An article written by Christopher Lasch
Lasch describes how he believes that the public knows less about public affairs than it used to know
He thinks that the blame of this is not the school systems, but the decay of public debate
The Lost Art of Argument
Thesis
The writer, Christopher Lasch, believes democracy requires a vigorous public debate to acquire the kind of information that can only be generated by debate
Lincoln and Douglas
Lasch explains how they exemplify the oral tradition at its best
They broke every rule of political discourse
They spoke considerably more open and honest compared to polticians today
Lincoln and Douglas Debate

Debates have now become a journalistic interrogation of political candidates in order to diminish them
Journalists now prompt candidates for specific answers, and even cut off the candidate whenever they respond
Candidates rely on advisers and depend on the management of visual impressions to prepare for this ordeal
Lincoln and Douglas
Then vs. Now
Lasch's Thought
Lasch believed that candidates should insist on directly debating each other instead of responding to the questions put to them by "commentators and pundits".
Press
Press in the nineteenth century opened public forums for hot debates to take place
Press were influenced and financed by political parties
The public is in need of more responsible press and not opinionated and partisans
Lasch mentions that the debate between Abraham Lincoln and Stephen A. Douglas in 1858 exemplified 'the oral tradition at its best'

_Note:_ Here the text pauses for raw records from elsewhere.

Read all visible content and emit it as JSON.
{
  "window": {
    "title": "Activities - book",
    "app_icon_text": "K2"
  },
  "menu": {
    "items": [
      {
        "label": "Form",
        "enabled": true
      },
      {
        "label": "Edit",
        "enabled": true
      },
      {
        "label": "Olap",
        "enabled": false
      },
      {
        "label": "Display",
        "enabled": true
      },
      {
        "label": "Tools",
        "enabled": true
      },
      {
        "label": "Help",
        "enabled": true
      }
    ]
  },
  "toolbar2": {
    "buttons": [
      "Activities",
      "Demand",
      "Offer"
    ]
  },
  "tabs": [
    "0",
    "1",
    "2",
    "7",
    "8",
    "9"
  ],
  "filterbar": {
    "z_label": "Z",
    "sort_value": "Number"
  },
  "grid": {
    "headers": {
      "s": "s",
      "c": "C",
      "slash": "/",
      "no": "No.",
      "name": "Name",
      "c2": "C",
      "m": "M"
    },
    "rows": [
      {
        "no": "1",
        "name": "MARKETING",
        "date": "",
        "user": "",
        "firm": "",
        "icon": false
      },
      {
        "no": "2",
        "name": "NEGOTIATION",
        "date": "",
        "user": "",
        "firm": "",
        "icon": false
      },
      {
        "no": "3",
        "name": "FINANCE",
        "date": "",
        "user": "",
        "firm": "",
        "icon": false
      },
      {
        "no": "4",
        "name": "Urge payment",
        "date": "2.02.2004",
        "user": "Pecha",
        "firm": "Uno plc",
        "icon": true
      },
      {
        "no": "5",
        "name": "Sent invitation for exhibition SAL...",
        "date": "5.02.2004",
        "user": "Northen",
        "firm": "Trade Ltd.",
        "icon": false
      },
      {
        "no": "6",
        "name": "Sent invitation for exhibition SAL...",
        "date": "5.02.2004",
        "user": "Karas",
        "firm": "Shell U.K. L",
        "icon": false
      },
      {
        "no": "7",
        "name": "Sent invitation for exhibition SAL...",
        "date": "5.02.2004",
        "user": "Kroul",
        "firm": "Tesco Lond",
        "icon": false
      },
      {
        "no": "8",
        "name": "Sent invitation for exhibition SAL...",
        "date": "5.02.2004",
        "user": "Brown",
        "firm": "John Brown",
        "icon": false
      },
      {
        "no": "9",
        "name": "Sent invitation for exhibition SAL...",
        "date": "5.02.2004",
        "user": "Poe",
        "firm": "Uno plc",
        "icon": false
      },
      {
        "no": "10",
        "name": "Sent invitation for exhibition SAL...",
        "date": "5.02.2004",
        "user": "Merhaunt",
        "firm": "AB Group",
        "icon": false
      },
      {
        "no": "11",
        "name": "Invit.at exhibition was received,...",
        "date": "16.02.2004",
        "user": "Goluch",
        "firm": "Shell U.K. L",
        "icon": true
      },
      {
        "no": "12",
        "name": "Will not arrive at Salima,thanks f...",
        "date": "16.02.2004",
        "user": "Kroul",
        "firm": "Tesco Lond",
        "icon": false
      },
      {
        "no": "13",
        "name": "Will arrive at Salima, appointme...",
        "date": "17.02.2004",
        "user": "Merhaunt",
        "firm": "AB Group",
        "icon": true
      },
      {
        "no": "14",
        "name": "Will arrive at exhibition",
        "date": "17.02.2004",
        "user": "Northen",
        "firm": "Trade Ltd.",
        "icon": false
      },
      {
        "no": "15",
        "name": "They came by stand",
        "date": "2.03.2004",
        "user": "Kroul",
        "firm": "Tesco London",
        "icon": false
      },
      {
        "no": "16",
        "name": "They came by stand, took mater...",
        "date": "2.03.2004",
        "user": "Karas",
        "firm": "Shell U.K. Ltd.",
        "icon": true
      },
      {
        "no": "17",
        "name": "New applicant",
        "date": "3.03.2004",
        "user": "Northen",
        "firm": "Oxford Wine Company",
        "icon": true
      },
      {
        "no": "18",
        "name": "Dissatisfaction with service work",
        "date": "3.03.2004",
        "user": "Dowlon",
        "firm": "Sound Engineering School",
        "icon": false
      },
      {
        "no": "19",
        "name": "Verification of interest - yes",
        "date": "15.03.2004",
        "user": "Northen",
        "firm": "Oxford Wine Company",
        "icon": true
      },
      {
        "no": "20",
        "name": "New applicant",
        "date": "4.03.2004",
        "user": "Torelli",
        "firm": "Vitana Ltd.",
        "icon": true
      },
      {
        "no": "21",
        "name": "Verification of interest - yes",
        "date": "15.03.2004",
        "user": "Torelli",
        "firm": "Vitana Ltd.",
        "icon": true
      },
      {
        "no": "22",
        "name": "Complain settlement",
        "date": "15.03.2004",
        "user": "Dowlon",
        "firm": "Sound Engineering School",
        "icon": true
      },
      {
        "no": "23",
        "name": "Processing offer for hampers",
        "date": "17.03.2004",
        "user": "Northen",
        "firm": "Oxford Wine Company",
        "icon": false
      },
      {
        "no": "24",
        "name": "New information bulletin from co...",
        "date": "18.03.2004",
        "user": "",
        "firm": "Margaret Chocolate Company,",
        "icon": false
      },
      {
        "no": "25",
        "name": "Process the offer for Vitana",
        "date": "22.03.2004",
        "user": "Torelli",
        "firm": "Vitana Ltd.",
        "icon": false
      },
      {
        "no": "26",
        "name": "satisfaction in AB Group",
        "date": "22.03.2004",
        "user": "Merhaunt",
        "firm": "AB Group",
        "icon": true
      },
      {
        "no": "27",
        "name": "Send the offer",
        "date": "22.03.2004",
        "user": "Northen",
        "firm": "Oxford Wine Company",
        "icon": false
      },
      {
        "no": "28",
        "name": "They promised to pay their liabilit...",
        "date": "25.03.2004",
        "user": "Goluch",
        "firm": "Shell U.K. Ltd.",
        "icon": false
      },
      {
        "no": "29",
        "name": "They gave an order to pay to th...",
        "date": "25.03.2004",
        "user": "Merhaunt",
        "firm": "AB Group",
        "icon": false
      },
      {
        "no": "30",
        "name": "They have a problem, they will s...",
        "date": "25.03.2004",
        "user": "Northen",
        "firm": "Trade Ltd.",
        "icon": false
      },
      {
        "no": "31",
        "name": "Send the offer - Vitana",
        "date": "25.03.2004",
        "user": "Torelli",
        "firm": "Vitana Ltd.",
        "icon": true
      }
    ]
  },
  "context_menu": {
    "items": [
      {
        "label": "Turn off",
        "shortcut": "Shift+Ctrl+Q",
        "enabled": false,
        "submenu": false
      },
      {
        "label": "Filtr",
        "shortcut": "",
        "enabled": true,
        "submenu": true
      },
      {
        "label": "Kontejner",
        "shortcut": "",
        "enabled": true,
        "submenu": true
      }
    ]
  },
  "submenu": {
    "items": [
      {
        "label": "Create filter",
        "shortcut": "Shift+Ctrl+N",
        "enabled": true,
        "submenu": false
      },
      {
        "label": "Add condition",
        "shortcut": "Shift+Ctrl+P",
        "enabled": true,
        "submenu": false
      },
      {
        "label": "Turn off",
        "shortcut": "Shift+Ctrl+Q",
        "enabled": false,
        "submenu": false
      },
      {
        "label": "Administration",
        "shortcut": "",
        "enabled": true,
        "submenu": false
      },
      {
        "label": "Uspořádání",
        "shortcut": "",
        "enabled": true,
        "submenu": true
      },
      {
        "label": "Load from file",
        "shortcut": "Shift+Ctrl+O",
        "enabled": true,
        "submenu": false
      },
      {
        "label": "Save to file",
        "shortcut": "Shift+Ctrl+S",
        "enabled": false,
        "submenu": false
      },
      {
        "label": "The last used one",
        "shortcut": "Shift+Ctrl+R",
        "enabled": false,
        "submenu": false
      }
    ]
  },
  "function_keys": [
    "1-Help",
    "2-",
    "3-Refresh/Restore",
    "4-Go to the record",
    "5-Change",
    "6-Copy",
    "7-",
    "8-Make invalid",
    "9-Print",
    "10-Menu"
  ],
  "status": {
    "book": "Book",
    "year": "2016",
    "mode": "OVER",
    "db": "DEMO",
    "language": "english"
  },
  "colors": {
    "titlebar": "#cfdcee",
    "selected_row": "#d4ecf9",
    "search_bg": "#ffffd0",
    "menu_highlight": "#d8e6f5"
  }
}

He was a writer, journalist and political spectator in the late 19th and 20th century
He was an editor for the New Republican Magazine but also served under Woodrow Wilson, the democratic president of the United States of America
Lippmann held contrasting views from Lasch and Dewey
Lippmann argued that public debates were not necessary
Walter Lippmann
He was an education reformer, American philosoper, and psychologist
Unlike Lippmann, Dewey agreed that in order for people to communicate more effectively, there was the need for public opinions and debates
John Dewey

Question
Do you believe that public debates are necessary or unnecessary in today's society?
Question
Do you agree or disagree based on these views, that there is a need for public debates?
Full transcript